As the Family launch into their set smartly dressed, quiffed and bearded (supported by 80s post-punkesque acts with the charming names of Terminal Gods and Ravens in Paris), fans are eased in with material from their boisterous older days in the form of the haunting A Certain Degree but followed immediately by the lesser known but striking Into the Breach. And here, one could see Pop’s list of muses in action first hand, as with the tracks that follow we are caught in a whirlwind of genres and directions from various ranges – ranges that have absolutely nothing in common with each other such as 60s pop, Nick Cave-esque ballads, and furious guitar riffs – yet each intricately woven in the web of the unmistakeable Chapman sound.

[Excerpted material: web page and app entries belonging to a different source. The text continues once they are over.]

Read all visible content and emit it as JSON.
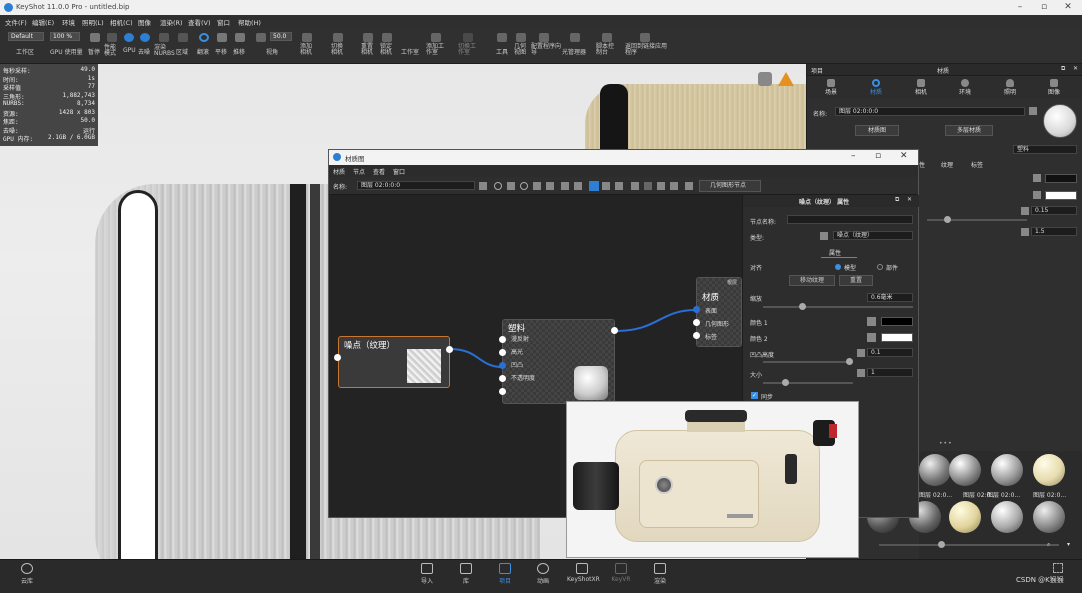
{
  "window": {
    "title": "KeyShot 11.0.0 Pro  - untitled.bip"
  },
  "menu": [
    "文件(F)",
    "编辑(E)",
    "环境",
    "照明(L)",
    "相机(C)",
    "图像",
    "渲染(R)",
    "查看(V)",
    "窗口",
    "帮助(H)"
  ],
  "toolbar": {
    "workspace_value": "Default",
    "workspace_label": "工作区",
    "cpu_value": "100 %",
    "cpu_label": "GPU 使用量",
    "pause_label": "暂停",
    "perf_label": "性能模式",
    "gpu_label": "GPU",
    "denoise_label": "去噪",
    "nurbs_label": "渲染NURBS",
    "region_label": "区域",
    "tumble_label": "翻滚",
    "pan_label": "平移",
    "dolly_label": "推移",
    "fov_value": "50.0",
    "fov_label": "视角",
    "add_camera_label": "添加相机",
    "switch_camera_label": "切换相机",
    "reset_camera_label": "重置相机",
    "lock_camera_label": "锁定相机",
    "studio_label": "工作室",
    "add_studio_label": "添加工作室",
    "switch_studio_label": "切换工作室",
    "tools_label": "工具",
    "geometry_label": "几何视图",
    "config_label": "配置程序向导",
    "light_manager_label": "光管理器",
    "script_label": "脚本控制台",
    "link_label": "返回到链接应用程序"
  },
  "stats": [
    {
      "k": "每秒采样:",
      "v": "49.0"
    },
    {
      "k": "时间:",
      "v": "1s"
    },
    {
      "k": "采样值",
      "v": "77"
    },
    {
      "k": "三角形:",
      "v": "1,882,743"
    },
    {
      "k": "NURBS:",
      "v": "8,734"
    },
    {
      "k": "资源:",
      "v": "1428 x 803"
    },
    {
      "k": "焦距:",
      "v": "50.0"
    },
    {
      "k": "去噪:",
      "v": "运行"
    },
    {
      "k": "GPU 内存:",
      "v": "2.1GB / 6.0GB"
    }
  ],
  "right_panel": {
    "header_left": "项目",
    "header_center": "材质",
    "tabs": [
      "场景",
      "材质",
      "相机",
      "环境",
      "照明",
      "图像"
    ],
    "name_label": "名称:",
    "name_value": "图层 02:0:0:0",
    "graph_button": "材质图",
    "multi_button": "多层材质",
    "type_value": "塑料",
    "sub_tabs": [
      "性",
      "纹理",
      "标签"
    ],
    "values": [
      "0.15",
      "1.5"
    ],
    "library_items": [
      "图层 02:0...",
      "图层 02:0...",
      "图层 02:0...",
      "图层 02:0..."
    ]
  },
  "material_graph": {
    "title": "材质图",
    "menu": [
      "材质",
      "节点",
      "查看",
      "窗口"
    ],
    "name_label": "名称:",
    "name_value": "图层 02:0:0:0",
    "geometry_node_button": "几何图形节点",
    "noise_node": {
      "title": "噪点（纹理）",
      "port": ""
    },
    "plastic_node": {
      "title": "塑料",
      "ports": [
        "漫反射",
        "高光",
        "凹凸",
        "不透明度",
        ""
      ]
    },
    "material_node": {
      "badge": "根层",
      "title": "材质",
      "ports": [
        "表面",
        "几何图形",
        "标签"
      ]
    },
    "props": {
      "header": "噪点（纹理）  属性",
      "node_name_label": "节点名称:",
      "type_label": "类型:",
      "type_value": "噪点（纹理）",
      "attr_tab": "属性",
      "map_label": "对齐",
      "map_opt1": "模型",
      "map_opt2": "部件",
      "move_button": "移动纹理",
      "reset_button": "重置",
      "scale_label": "缩放",
      "scale_value": "0.6毫米",
      "color1_label": "颜色 1",
      "color2_label": "颜色 2",
      "bump_label": "凹凸高度",
      "bump_value": "0.1",
      "size_label": "大小",
      "size_value": "1",
      "sync_label": "同步"
    }
  },
  "bottom_bar": {
    "left_label": "云库",
    "items": [
      "导入",
      "库",
      "项目",
      "动画",
      "KeyShotXR",
      "KeyVR",
      "渲染"
    ],
    "watermark": "CSDN @K猴猴"
  },
  "colors": {
    "accent": "#2d7fd3",
    "node_border": "#c9772e",
    "link": "#2a6fd6"
  }
}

The thematic influences in the newer releases are also familiar – put simply, the boys are still as angry. The Cruel Britannia EP has lyrics almost directly related to events such as the Diamond Jubilee and Royal Wedding cropping up in the current economic climate as deliberate “shock and awe tactics”. But in case Mr Prime Minister had his hopes up, the band don’t have a direct solution for getting out of this situation either. But according to Pop, one must look to the positive facets of life even in the current state: “Instead of taking on a blame culture where we assume that immigration or our next door neighbour being on the dole is the reason we’re in this situation, we must take responsibility for what’s happened and move on”. There is evidence of a more humanistic and embracing side to the new direction in the latest tracks as well – in ADULT and the complex pedals and echo-laden fan favourite No More Tears, the audience are treated to lyrics lamenting the sorrow and suffering of the personal rather than the social. “You can use me any way you want to, but I will make mistakes all the time”, mourns Kingsley – though he still finds time to take a jab at David Cameron in the otherwise intimate Anxiety.

The infamously raw drive of the live Chapman experience has not changed however. Reducing their equipment and stage to rubble is a thing of a past now, much to the relief of the management (“there’s a credit crunch on damn it, don’t you know?” jokes Kingsley), as the band aims to move forward from its confrontational provocateur image. But as they launch into their encore of Kids – the thunderous hit that caused their initial notoriety as NME darlings – the feedback-driven thundering riffs contrasting with Kingsley’s dramatic antics of wrapping the microphone around his neck and staring solemnly but determinedly to the audience incite a more private and deeply intense connection with the fans, who in turn respond with merry shrieking, even starting a small moshpit on the cramped dancefloor.

If there was one thing to take from the dynamic night in Angel it was that these cantankerous Northerners love the south, and the south loves the cantankerous Northerners. Perhaps it’s the new musical approach, or the almost clichéd adolescent freedom and energy one feels during their live shows (or indeed the exotic Stockton accent to this ignorant European). But if witnessing fans taking their entire holiday leave out to follow the band around the country and animatedly scream at unassuming bar-goers to “buy everything this band has ever made” is anything to go by, then it’s safe to assume that the Chapman Family have still got it. Quiff or sans quiff.